The best way to manage menopause at work is first to talk about it. Whether you’re dealing with hot flashes, insomnia, or brain fog, be confident that you are not alone and what you are feeling is normal. Together, we can work to end the stigma and keep smashing glass ceilings as usual.
- Menopause & Job Performance: Menopause. (2020). “Relationship between number of menopausal symptoms and work performance in Japanese working women.” pubmed.ncbi.nlm.nih.gov/33235035/
- Prevalence of Menopause Symptoms: Nature Reviews Endocrinology. (2018). “Symptoms of menopause — global prevalence, physiology and implications.” nature.com/articles/nrendo.2017.180
- Seeking Menopause Treatment: Post Reproductive Health. (2016). “Behaviours and attitudes influencing treatment decisions for menopausal symptoms in five European countries.” ncbi.nlm.nih.gov/pmc/articles/PMC5019289/

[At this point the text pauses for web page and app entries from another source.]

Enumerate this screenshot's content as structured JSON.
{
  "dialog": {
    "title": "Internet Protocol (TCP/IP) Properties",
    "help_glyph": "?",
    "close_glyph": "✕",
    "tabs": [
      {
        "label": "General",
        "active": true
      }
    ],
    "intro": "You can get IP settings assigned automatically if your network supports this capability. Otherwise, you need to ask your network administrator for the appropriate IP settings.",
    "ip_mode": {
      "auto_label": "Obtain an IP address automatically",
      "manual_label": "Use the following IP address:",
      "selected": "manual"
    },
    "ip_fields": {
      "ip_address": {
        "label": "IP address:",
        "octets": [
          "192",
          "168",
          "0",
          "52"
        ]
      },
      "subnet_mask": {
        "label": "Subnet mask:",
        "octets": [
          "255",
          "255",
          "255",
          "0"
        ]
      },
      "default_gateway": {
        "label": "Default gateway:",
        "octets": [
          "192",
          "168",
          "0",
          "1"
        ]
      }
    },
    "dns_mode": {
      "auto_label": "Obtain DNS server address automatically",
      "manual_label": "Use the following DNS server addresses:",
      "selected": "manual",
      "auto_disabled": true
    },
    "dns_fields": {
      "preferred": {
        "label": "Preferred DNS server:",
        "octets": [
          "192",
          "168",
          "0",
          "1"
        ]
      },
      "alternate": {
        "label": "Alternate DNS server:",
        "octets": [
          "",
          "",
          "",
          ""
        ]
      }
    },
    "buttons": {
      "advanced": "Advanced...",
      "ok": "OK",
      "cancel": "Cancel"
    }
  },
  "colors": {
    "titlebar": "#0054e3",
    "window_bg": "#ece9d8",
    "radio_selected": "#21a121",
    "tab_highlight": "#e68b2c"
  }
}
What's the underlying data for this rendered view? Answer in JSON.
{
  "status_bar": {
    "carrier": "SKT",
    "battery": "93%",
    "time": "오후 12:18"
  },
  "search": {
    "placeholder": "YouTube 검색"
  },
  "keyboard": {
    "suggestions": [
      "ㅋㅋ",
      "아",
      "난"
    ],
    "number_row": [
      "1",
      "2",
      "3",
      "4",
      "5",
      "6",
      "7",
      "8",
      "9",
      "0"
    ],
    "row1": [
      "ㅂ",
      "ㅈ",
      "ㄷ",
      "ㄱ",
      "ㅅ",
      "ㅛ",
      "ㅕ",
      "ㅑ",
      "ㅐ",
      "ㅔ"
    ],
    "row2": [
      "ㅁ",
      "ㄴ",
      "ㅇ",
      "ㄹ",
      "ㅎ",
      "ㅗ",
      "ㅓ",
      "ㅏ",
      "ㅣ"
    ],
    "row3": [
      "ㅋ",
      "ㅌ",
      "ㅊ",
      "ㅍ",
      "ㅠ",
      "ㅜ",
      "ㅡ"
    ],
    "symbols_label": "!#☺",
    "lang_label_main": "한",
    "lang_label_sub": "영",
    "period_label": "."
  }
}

- Duration of Menopause Symptoms: JAMA Internal Medicine. (2015). “Duration of Menopausal Vasomotor Symptoms Over the Menopause Transition.” jamanetwork.com/journals/jamainternalmedicine/fullarticle/2110996
- Hormone Therapy Safety: North American Menopause Society. (n.d.). “The Experts Do Agree About Hormone Therapy.” menopause.org/for-women/menopauseflashes/menopause-symptoms-and-treatments/the-experts-do-agree-about-hormone-therapy
- Non-Hormonal Treatment: Ecancermedicalscience. (2019). “Non-hormonal strategies for managing menopausal symptoms in cancer survivors: an update.” ncbi.nlm.nih.gov/pmc/articles/PMC6445536/